By Ken McCormick
Vice President of Relationship Management

How to Achieve Smart Credit Fitness

Jan 20, 2017

  • Helpful Tips
  • Mortgage Rates
  • NASB

Many Americans learned the value of smart credit habits during the 2009 recession. The Federal Reserve’s decision to raise the national interest rate means it’s time to apply those lessons.

Take care of outstanding credit issues while rates are low. As the unemployment rate drops, Federal interest rates are likely to rise. While rates are low, paying down any existing lines of credit is important before another climb.

If the Federal Reserve declares the economy is getting stronger, it is likely to raise national interest rates. These hikes will directly affect lines of credit, specifically credit cards and Home Equity Lines of Credit (HELOC).

Raising short-term rates (increasing the costs to borrower money) discourages or limits businesses from raising the price of the goods or services they sell. Raising short-term rates is the primary weapon the Fed uses to fight inflation. Since 2008, U.S. inflation has remained relatively stable. 

When unemployment was at its lowest, the credit rate spiked the most. Between 2004 and 2007, rates climbed from 5.25% to 8.25%—an average of one point per year. We enter the 2016 calendar with an interest rate of 3.5%, a 4.75% decrease from the high point in 2007. This is the first increase in seven years since the Federal Reserve locked the rate at 3.25% in September 2009.

The best advice is to treat this interest rate climb with the lessons from the 2009 market recession. If the Fed’s gradual rate hike is an indication of things to come, it’s important to review your finances to see how your existing debt from certain lines of credit might affect your monthly budget.

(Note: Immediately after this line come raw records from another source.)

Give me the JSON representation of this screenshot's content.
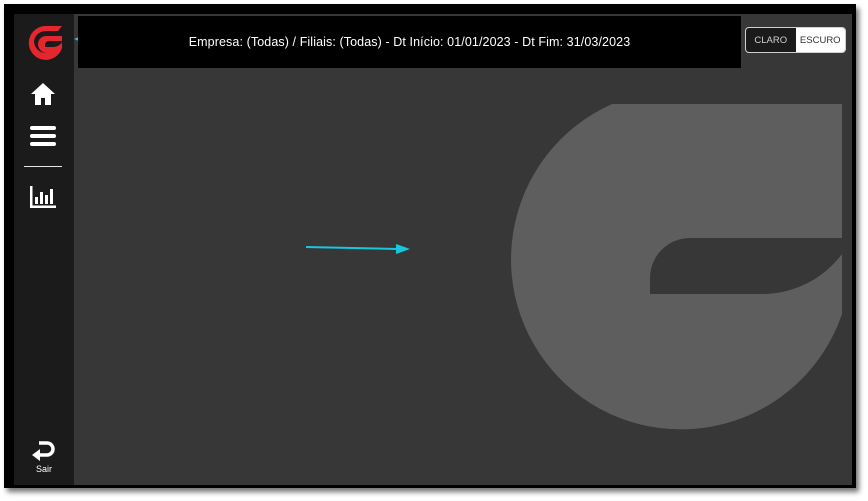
{
  "header": {
    "filter_summary": "Empresa: (Todas) / Filiais: (Todas) - Dt Início: 01/01/2023 - Dt Fim: 31/03/2023"
  },
  "theme_toggle": {
    "light_label": "CLARO",
    "dark_label": "ESCURO",
    "selected": "ESCURO"
  },
  "sidebar": {
    "items": [
      {
        "icon": "home-icon"
      },
      {
        "icon": "menu-icon"
      },
      {
        "icon": "bar-chart-icon"
      }
    ],
    "exit_label": "Sair"
  },
  "colors": {
    "brand_red": "#e4262f",
    "sidebar_bg": "#1b1b1b",
    "content_bg": "#373737",
    "watermark": "#5e5e5e",
    "annotation_arrow": "#16c7e0"
  }
}
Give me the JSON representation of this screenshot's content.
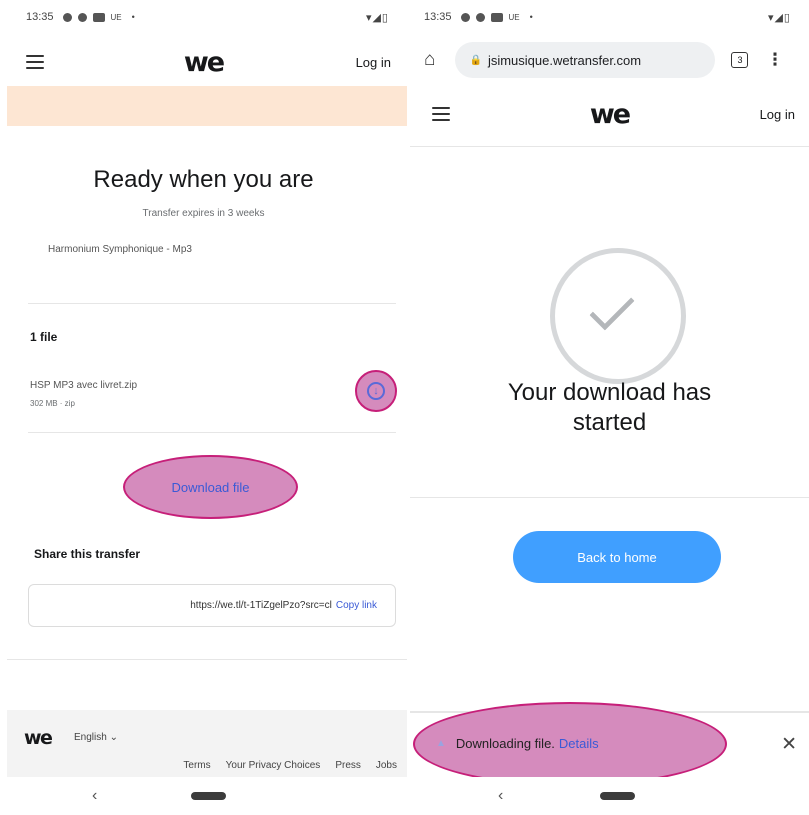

Take the time to pay down any outstanding balances when you can afford it. This will help minimize the effect of another Fed interest rate announcement on your wallet.